Element data from apps and pages:
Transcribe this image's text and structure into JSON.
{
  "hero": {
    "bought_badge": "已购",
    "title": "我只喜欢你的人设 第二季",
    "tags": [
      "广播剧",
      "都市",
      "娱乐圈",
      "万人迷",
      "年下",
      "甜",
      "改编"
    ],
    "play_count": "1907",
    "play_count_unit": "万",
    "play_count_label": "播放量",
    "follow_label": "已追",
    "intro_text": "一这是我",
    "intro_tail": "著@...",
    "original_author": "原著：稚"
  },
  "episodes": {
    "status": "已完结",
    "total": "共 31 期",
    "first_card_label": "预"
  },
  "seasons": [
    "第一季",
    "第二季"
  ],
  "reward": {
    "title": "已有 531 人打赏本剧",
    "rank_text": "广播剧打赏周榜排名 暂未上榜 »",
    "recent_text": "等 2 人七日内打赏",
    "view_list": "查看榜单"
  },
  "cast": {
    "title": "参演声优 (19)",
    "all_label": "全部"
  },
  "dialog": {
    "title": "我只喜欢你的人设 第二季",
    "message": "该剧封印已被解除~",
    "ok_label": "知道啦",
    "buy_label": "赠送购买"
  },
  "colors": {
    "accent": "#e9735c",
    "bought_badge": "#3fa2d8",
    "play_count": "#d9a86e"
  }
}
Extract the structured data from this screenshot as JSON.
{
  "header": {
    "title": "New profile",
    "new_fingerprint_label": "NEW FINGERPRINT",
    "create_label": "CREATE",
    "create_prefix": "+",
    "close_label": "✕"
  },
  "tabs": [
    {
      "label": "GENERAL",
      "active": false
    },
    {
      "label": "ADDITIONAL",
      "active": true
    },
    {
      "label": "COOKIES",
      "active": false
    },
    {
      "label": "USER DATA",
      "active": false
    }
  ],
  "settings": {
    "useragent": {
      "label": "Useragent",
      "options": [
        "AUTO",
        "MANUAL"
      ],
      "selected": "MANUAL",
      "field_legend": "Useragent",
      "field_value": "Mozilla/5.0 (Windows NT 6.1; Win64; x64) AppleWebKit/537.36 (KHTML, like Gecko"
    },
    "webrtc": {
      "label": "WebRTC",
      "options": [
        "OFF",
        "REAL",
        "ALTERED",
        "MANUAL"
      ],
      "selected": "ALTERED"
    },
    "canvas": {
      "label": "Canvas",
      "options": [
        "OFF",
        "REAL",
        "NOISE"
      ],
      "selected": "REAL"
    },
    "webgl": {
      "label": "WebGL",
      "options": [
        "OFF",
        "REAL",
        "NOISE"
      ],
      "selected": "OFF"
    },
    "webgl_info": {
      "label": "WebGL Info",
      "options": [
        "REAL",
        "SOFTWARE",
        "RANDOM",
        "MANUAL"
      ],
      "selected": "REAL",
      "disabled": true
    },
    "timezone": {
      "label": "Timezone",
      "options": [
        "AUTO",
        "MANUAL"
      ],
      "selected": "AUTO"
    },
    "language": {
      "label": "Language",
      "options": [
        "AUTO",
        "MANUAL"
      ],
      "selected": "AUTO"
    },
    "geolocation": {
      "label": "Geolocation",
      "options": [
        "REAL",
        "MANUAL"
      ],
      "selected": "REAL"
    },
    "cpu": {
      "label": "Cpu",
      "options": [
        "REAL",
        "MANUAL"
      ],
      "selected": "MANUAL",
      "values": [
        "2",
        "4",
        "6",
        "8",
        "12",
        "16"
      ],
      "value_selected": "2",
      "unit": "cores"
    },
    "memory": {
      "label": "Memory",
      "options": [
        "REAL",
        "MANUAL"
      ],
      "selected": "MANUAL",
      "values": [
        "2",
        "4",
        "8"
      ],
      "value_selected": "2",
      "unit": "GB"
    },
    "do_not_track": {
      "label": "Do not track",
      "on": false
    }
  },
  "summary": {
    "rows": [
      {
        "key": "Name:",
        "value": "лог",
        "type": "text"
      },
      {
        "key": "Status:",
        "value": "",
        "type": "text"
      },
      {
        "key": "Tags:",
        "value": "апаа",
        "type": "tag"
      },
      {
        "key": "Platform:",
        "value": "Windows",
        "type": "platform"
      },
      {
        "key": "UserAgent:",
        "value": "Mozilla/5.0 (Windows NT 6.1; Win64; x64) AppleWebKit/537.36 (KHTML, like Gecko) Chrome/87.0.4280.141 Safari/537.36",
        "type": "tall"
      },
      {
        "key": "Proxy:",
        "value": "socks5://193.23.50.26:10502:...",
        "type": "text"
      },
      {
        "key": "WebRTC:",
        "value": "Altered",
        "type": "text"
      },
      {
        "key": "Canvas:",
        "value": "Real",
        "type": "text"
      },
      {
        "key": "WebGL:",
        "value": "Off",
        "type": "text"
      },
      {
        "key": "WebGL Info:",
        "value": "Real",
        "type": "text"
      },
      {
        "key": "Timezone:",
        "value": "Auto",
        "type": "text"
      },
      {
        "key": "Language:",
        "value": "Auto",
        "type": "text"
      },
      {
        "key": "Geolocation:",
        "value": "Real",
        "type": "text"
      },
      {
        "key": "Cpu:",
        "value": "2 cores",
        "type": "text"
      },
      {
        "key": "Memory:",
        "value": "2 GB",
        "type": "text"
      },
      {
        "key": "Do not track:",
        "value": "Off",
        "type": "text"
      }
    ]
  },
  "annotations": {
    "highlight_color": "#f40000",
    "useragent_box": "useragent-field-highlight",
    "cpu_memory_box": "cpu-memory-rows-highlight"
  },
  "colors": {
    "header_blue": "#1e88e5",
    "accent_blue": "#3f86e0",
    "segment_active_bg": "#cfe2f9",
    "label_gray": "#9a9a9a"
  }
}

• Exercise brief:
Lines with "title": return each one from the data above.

• Expected output:
    "title": "我只喜欢你的人设 第二季",
    "title": "已有 531 人打赏本剧",
    "title": "参演声优 (19)",
    "title": "我只喜欢你的人设 第二季",
    "title": "New profile",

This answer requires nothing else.